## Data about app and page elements
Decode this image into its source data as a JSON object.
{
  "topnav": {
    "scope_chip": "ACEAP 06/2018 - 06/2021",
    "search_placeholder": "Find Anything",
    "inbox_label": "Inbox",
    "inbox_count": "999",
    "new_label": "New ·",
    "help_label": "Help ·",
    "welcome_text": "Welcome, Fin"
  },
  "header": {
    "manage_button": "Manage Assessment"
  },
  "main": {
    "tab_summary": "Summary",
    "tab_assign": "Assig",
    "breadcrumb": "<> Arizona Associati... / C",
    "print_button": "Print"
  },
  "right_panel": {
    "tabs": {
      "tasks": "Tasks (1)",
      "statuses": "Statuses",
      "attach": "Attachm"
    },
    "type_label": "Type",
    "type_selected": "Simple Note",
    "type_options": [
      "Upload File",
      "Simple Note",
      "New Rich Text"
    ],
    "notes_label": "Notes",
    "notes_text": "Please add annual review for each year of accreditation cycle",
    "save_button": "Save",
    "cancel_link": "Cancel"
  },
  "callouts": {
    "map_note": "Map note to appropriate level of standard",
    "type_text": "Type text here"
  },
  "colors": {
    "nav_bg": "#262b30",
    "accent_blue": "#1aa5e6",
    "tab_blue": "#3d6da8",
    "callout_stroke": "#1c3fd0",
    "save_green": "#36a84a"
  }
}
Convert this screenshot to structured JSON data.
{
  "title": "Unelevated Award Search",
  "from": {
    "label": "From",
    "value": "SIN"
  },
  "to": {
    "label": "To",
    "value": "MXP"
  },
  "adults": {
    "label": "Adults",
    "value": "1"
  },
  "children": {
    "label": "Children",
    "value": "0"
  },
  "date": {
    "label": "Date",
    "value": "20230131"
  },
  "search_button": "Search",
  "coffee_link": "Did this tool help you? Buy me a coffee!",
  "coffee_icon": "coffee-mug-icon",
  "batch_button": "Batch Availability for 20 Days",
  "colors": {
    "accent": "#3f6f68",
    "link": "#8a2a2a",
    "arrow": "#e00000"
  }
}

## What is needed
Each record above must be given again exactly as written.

## Task result
Decode this image into its source data as a JSON object.
{
  "topnav": {
    "scope_chip": "ACEAP 06/2018 - 06/2021",
    "search_placeholder": "Find Anything",
    "inbox_label": "Inbox",
    "inbox_count": "999",
    "new_label": "New ·",
    "help_label": "Help ·",
    "welcome_text": "Welcome, Fin"
  },
  "header": {
    "manage_button": "Manage Assessment"
  },
  "main": {
    "tab_summary": "Summary",
    "tab_assign": "Assig",
    "breadcrumb": "<> Arizona Associati... / C",
    "print_button": "Print"
  },
  "right_panel": {
    "tabs": {
      "tasks": "Tasks (1)",
      "statuses": "Statuses",
      "attach": "Attachm"
    },
    "type_label": "Type",
    "type_selected": "Simple Note",
    "type_options": [
      "Upload File",
      "Simple Note",
      "New Rich Text"
    ],
    "notes_label": "Notes",
    "notes_text": "Please add annual review for each year of accreditation cycle",
    "save_button": "Save",
    "cancel_link": "Cancel"
  },
  "callouts": {
    "map_note": "Map note to appropriate level of standard",
    "type_text": "Type text here"
  },
  "colors": {
    "nav_bg": "#262b30",
    "accent_blue": "#1aa5e6",
    "tab_blue": "#3d6da8",
    "callout_stroke": "#1c3fd0",
    "save_green": "#36a84a"
  }
}
Convert this screenshot to structured JSON data.
{
  "title": "Unelevated Award Search",
  "from": {
    "label": "From",
    "value": "SIN"
  },
  "to": {
    "label": "To",
    "value": "MXP"
  },
  "adults": {
    "label": "Adults",
    "value": "1"
  },
  "children": {
    "label": "Children",
    "value": "0"
  },
  "date": {
    "label": "Date",
    "value": "20230131"
  },
  "search_button": "Search",
  "coffee_link": "Did this tool help you? Buy me a coffee!",
  "coffee_icon": "coffee-mug-icon",
  "batch_button": "Batch Availability for 20 Days",
  "colors": {
    "accent": "#3f6f68",
    "link": "#8a2a2a",
    "arrow": "#e00000"
  }
}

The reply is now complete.